It has not been all running all the time though.   I've been doing quite a bit of cooking, baking bread again (not a good thing for the weight loss program...) and trying several new recipes.  A couple of weeks ago I tried my hand at a Houston Striders chili cookoff, but alas the chili was not up to scratch.  The consistency was more like a sloppy Joe than a real chili.  As a result, there's plenty of Bert's 'non-award winning chili'  in the freezer - as soon as we've worked our way through it, I will start investigating some new recipes.

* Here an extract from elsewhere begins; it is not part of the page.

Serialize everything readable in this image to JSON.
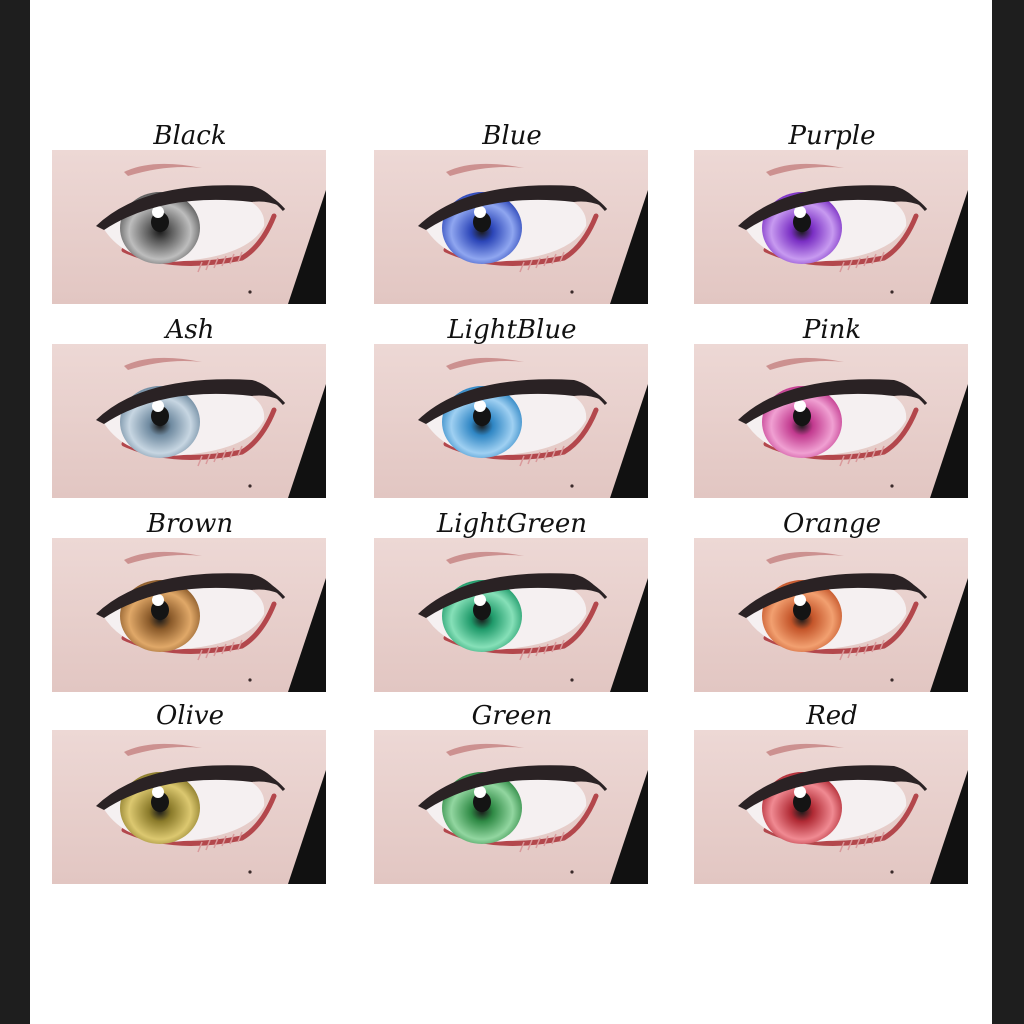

Talking of sloppy Joes, we had Snobby Joes on kaiser rolls (from Veganomicon) for dinner tonight, accompanied by a very tasty and nicely textured edamame and snow pea salad with lime-ginger dressing.

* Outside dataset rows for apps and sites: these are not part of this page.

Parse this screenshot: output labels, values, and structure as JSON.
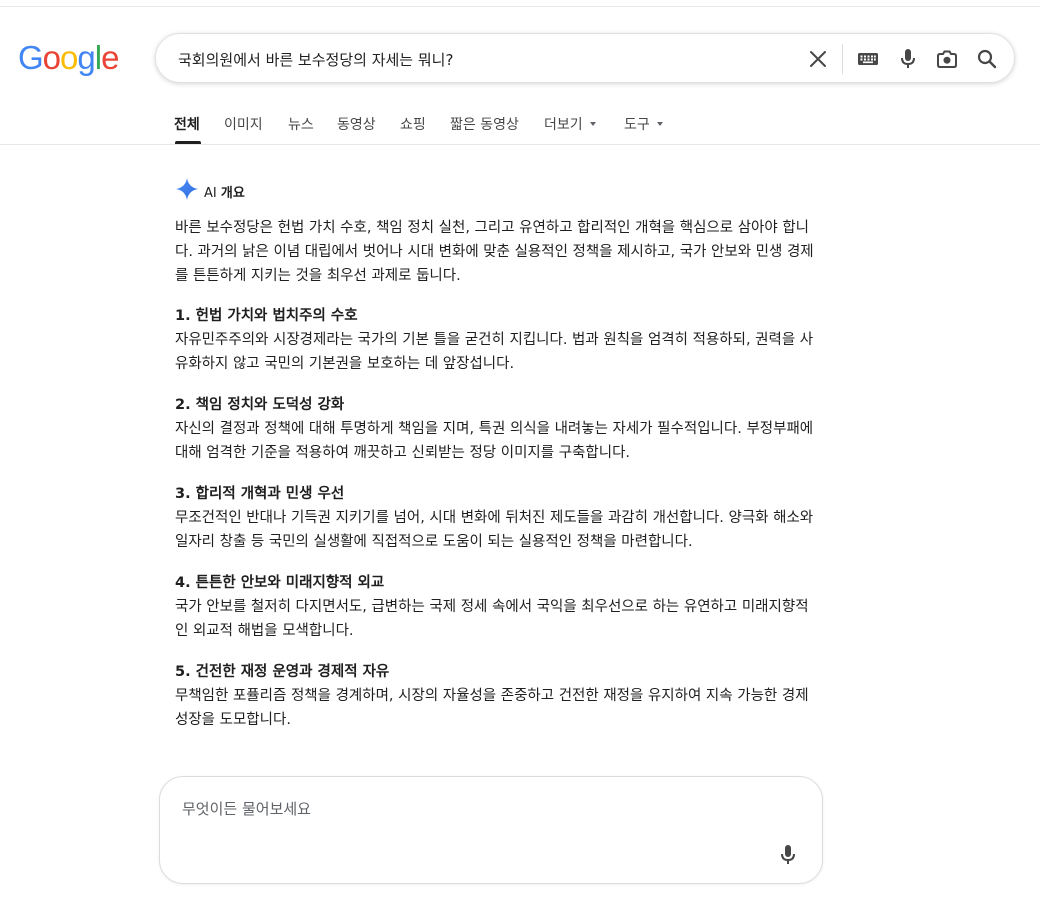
{
  "logo": {
    "letters": [
      "G",
      "o",
      "o",
      "g",
      "l",
      "e"
    ],
    "colors": [
      "#4285F4",
      "#EA4335",
      "#FBBC05",
      "#4285F4",
      "#34A853",
      "#EA4335"
    ]
  },
  "search": {
    "query": "국회의원에서 바른 보수정당의 자세는 뭐니?",
    "icons": [
      "close-icon",
      "keyboard-icon",
      "mic-icon",
      "lens-icon",
      "search-icon"
    ]
  },
  "tabs": [
    {
      "label": "전체",
      "active": true
    },
    {
      "label": "이미지"
    },
    {
      "label": "뉴스"
    },
    {
      "label": "동영상"
    },
    {
      "label": "쇼핑"
    },
    {
      "label": "짧은 동영상"
    },
    {
      "label": "더보기"
    },
    {
      "label": "도구"
    }
  ],
  "ai_overview": {
    "label_prefix": "AI",
    "label": "개요",
    "intro": "바른 보수정당은 헌법 가치 수호, 책임 정치 실천, 그리고 유연하고 합리적인 개혁을 핵심으로 삼아야 합니다. 과거의 낡은 이념 대립에서 벗어나 시대 변화에 맞춘 실용적인 정책을 제시하고, 국가 안보와 민생 경제를 튼튼하게 지키는 것을 최우선 과제로 둡니다.",
    "sections": [
      {
        "title": "1. 헌법 가치와 법치주의 수호",
        "body": "자유민주주의와 시장경제라는 국가의 기본 틀을 굳건히 지킵니다. 법과 원칙을 엄격히 적용하되, 권력을 사유화하지 않고 국민의 기본권을 보호하는 데 앞장섭니다."
      },
      {
        "title": "2. 책임 정치와 도덕성 강화",
        "body": "자신의 결정과 정책에 대해 투명하게 책임을 지며, 특권 의식을 내려놓는 자세가 필수적입니다. 부정부패에 대해 엄격한 기준을 적용하여 깨끗하고 신뢰받는 정당 이미지를 구축합니다."
      },
      {
        "title": "3. 합리적 개혁과 민생 우선",
        "body": "무조건적인 반대나 기득권 지키기를 넘어, 시대 변화에 뒤처진 제도들을 과감히 개선합니다. 양극화 해소와 일자리 창출 등 국민의 실생활에 직접적으로 도움이 되는 실용적인 정책을 마련합니다."
      },
      {
        "title": "4. 튼튼한 안보와 미래지향적 외교",
        "body": "국가 안보를 철저히 다지면서도, 급변하는 국제 정세 속에서 국익을 최우선으로 하는 유연하고 미래지향적인 외교적 해법을 모색합니다."
      },
      {
        "title": "5. 건전한 재정 운영과 경제적 자유",
        "body": "무책임한 포퓰리즘 정책을 경계하며, 시장의 자율성을 존중하고 건전한 재정을 유지하여 지속 가능한 경제 성장을 도모합니다."
      }
    ]
  },
  "ask": {
    "placeholder": "무엇이든 물어보세요"
  }
}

Sunday, April 4, 2010

Racing around Houston

Kathleen and I raced the '4 the Park' four-mile fun run at Memorial Park yesterday, Saturday April 3.  The course was flat and fast (with a few sharp turns in the first mile or so but after that ok) and the after party is one of the best in Houston.  There must have been in excess of 20 food and beverages stalls with a taste of everything from gourmet chocolate to vegan fried rice, ultra light beer to fruit smoothies, burritos, hummus, fresh cut fruit, breakfast tacos, bagels, and many more. We had a blast.  So thank you very much Michelob Ultra, My Fit Foods, California Pizza Kitchen, Smoothie King, Whole Foods, Los Cucos Mexican Cafe, Hungry's, Banyan Foods, El Rey, Freebirds, the Hot Bagel Shop, Firkin Phoenix, Sicilian Village, the Fruit Palette, Beck's Prime, Caceres, Candelari's, Latin Specialties Produce, VitaminWater10, Salata and Tintos.  We will definitely be back next year!

The run itself was pretty good too - Kathleen ended up grabbing 2nd place in her age category.  Well done!  I made a real rookie mistake by leaving my timing 'chip' at home.  No chip, no time... Unofficially I clocked the 4 miles at 28:58 which I was very happy with, considering the warm weather.

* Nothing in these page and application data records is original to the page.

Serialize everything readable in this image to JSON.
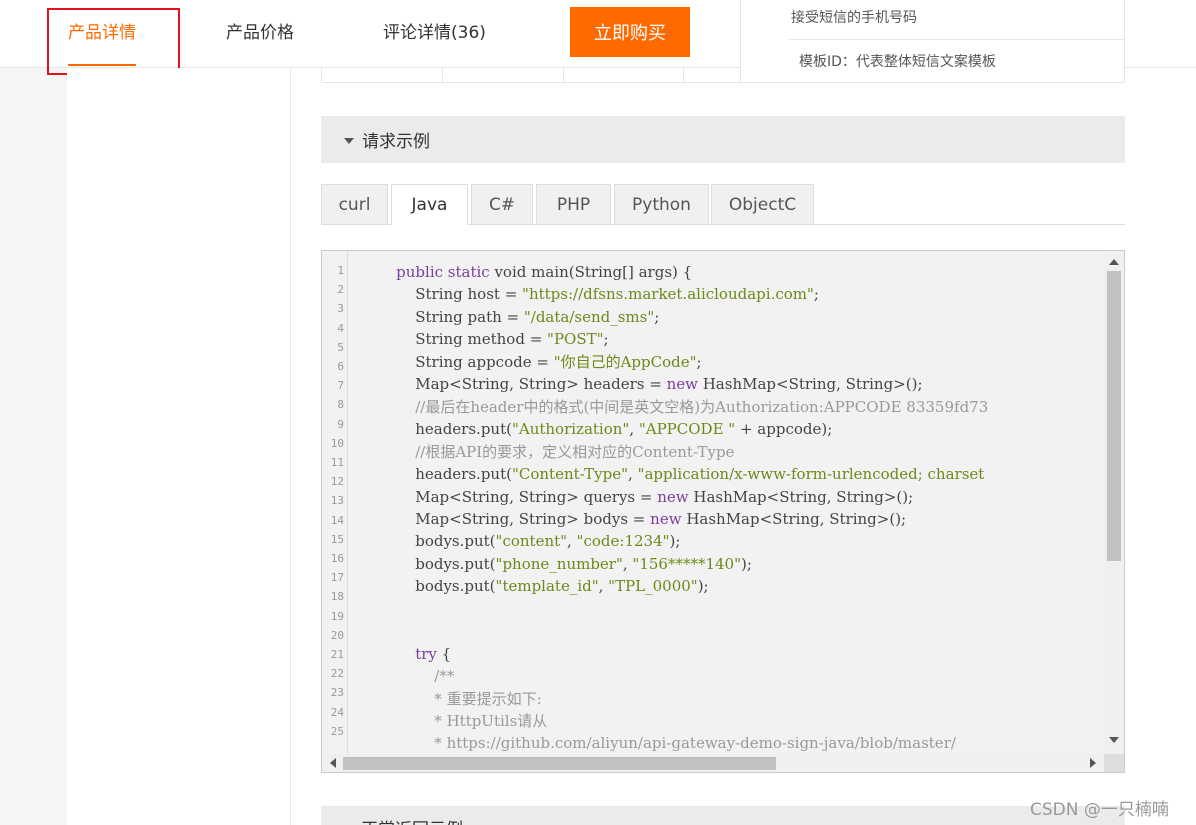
{
  "nav": {
    "tabs": [
      {
        "label": "产品详情",
        "active": true
      },
      {
        "label": "产品价格",
        "active": false
      },
      {
        "label": "评论详情(36)",
        "active": false
      }
    ],
    "buy_button": "立即购买"
  },
  "params": {
    "row1": "接受短信的手机号码",
    "row2": "模板ID：代表整体短信文案模板"
  },
  "section": {
    "title": "请求示例"
  },
  "languages": [
    {
      "label": "curl",
      "active": false
    },
    {
      "label": "Java",
      "active": true
    },
    {
      "label": "C#",
      "active": false
    },
    {
      "label": "PHP",
      "active": false
    },
    {
      "label": "Python",
      "active": false
    },
    {
      "label": "ObjectC",
      "active": false
    }
  ],
  "code": {
    "line_numbers": [
      "1",
      "2",
      "3",
      "4",
      "5",
      "6",
      "7",
      "8",
      "9",
      "10",
      "11",
      "12",
      "13",
      "14",
      "15",
      "16",
      "17",
      "18",
      "19",
      "20",
      "21",
      "22",
      "23",
      "24",
      "25"
    ],
    "lines": [
      [
        {
          "t": "        "
        },
        {
          "t": "public static",
          "c": "kw"
        },
        {
          "t": " void main(String[] args) {"
        }
      ],
      [
        {
          "t": "            String host = "
        },
        {
          "t": "\"https://dfsns.market.alicloudapi.com\"",
          "c": "str"
        },
        {
          "t": ";"
        }
      ],
      [
        {
          "t": "            String path = "
        },
        {
          "t": "\"/data/send_sms\"",
          "c": "str"
        },
        {
          "t": ";"
        }
      ],
      [
        {
          "t": "            String method = "
        },
        {
          "t": "\"POST\"",
          "c": "str"
        },
        {
          "t": ";"
        }
      ],
      [
        {
          "t": "            String appcode = "
        },
        {
          "t": "\"你自己的AppCode\"",
          "c": "str"
        },
        {
          "t": ";"
        }
      ],
      [
        {
          "t": "            Map<String, String> headers = "
        },
        {
          "t": "new",
          "c": "kw"
        },
        {
          "t": " HashMap<String, String>();"
        }
      ],
      [
        {
          "t": "            "
        },
        {
          "t": "//最后在header中的格式(中间是英文空格)为Authorization:APPCODE 83359fd73",
          "c": "cm"
        }
      ],
      [
        {
          "t": "            headers.put("
        },
        {
          "t": "\"Authorization\"",
          "c": "str"
        },
        {
          "t": ", "
        },
        {
          "t": "\"APPCODE \"",
          "c": "str"
        },
        {
          "t": " + appcode);"
        }
      ],
      [
        {
          "t": "            "
        },
        {
          "t": "//根据API的要求，定义相对应的Content-Type",
          "c": "cm"
        }
      ],
      [
        {
          "t": "            headers.put("
        },
        {
          "t": "\"Content-Type\"",
          "c": "str"
        },
        {
          "t": ", "
        },
        {
          "t": "\"application/x-www-form-urlencoded; charset",
          "c": "str"
        }
      ],
      [
        {
          "t": "            Map<String, String> querys = "
        },
        {
          "t": "new",
          "c": "kw"
        },
        {
          "t": " HashMap<String, String>();"
        }
      ],
      [
        {
          "t": "            Map<String, String> bodys = "
        },
        {
          "t": "new",
          "c": "kw"
        },
        {
          "t": " HashMap<String, String>();"
        }
      ],
      [
        {
          "t": "            bodys.put("
        },
        {
          "t": "\"content\"",
          "c": "str"
        },
        {
          "t": ", "
        },
        {
          "t": "\"code:1234\"",
          "c": "str"
        },
        {
          "t": ");"
        }
      ],
      [
        {
          "t": "            bodys.put("
        },
        {
          "t": "\"phone_number\"",
          "c": "str"
        },
        {
          "t": ", "
        },
        {
          "t": "\"156*****140\"",
          "c": "str"
        },
        {
          "t": ");"
        }
      ],
      [
        {
          "t": "            bodys.put("
        },
        {
          "t": "\"template_id\"",
          "c": "str"
        },
        {
          "t": ", "
        },
        {
          "t": "\"TPL_0000\"",
          "c": "str"
        },
        {
          "t": ");"
        }
      ],
      [
        {
          "t": ""
        }
      ],
      [
        {
          "t": ""
        }
      ],
      [
        {
          "t": "            "
        },
        {
          "t": "try",
          "c": "kw"
        },
        {
          "t": " {"
        }
      ],
      [
        {
          "t": "                "
        },
        {
          "t": "/**",
          "c": "cm"
        }
      ],
      [
        {
          "t": "                "
        },
        {
          "t": "* 重要提示如下:",
          "c": "cm"
        }
      ],
      [
        {
          "t": "                "
        },
        {
          "t": "* HttpUtils请从",
          "c": "cm"
        }
      ],
      [
        {
          "t": "                "
        },
        {
          "t": "* https://github.com/aliyun/api-gateway-demo-sign-java/blob/master/",
          "c": "cm"
        }
      ]
    ]
  },
  "next_section": {
    "title": "正常返回示例"
  },
  "watermark": "CSDN @一只楠喃"
}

I like the fact that the race benefits Memorial Park Conservancy and particularly a plan to build a running center close to the new natural bridge which provides a safe way to cross Memorial Drive which bisects the Park.  Runners are forever supporting someone else's causes such as alopecia or melanoma, supporting the arts or in aid of Sudan.  I have no beef with that, but it was a good feeling to run in support of something that would directly benefit regular users of Memorial Park.   

Kath and I also participated in the first of five consecutive Thursday afternoon races in the annual spring 'Tour de Bayou' cross-country race series presented by the Houston Area Road Runners Association (HARRA).  These are fun but sometimes very taxing events ranging from 3 to 5 miles, with most of the organization handled by Roger Boak, a well-known (and fast!) veteran of the Houston running scene.  The Tour de Bayou series is laid-back and free with a minimum of hassles: no need to remember your timing device as there aren't any.  Even so, they are very competitive with some of the city's fastest runners coming out for bragging rights.  Interestingly, the results are age-graded which is a big incentive for some of the more 'mature' runners to measure themselves against the speedy youngsters.  Last Thursday's course laid out in Spotts Park at the intersection of Waugh and Memorial Drive, was diabolical.  A steep uphill right out of the starting block and it gets worse after that! By the time we had gone twice around, out and back, there was not a runner present who hadn't tested his or her heart rate limit, if they tried to stay with the pack.  Hopefully next Thursday's course at White Oak Bayou will be a little less strenuous. We'll see!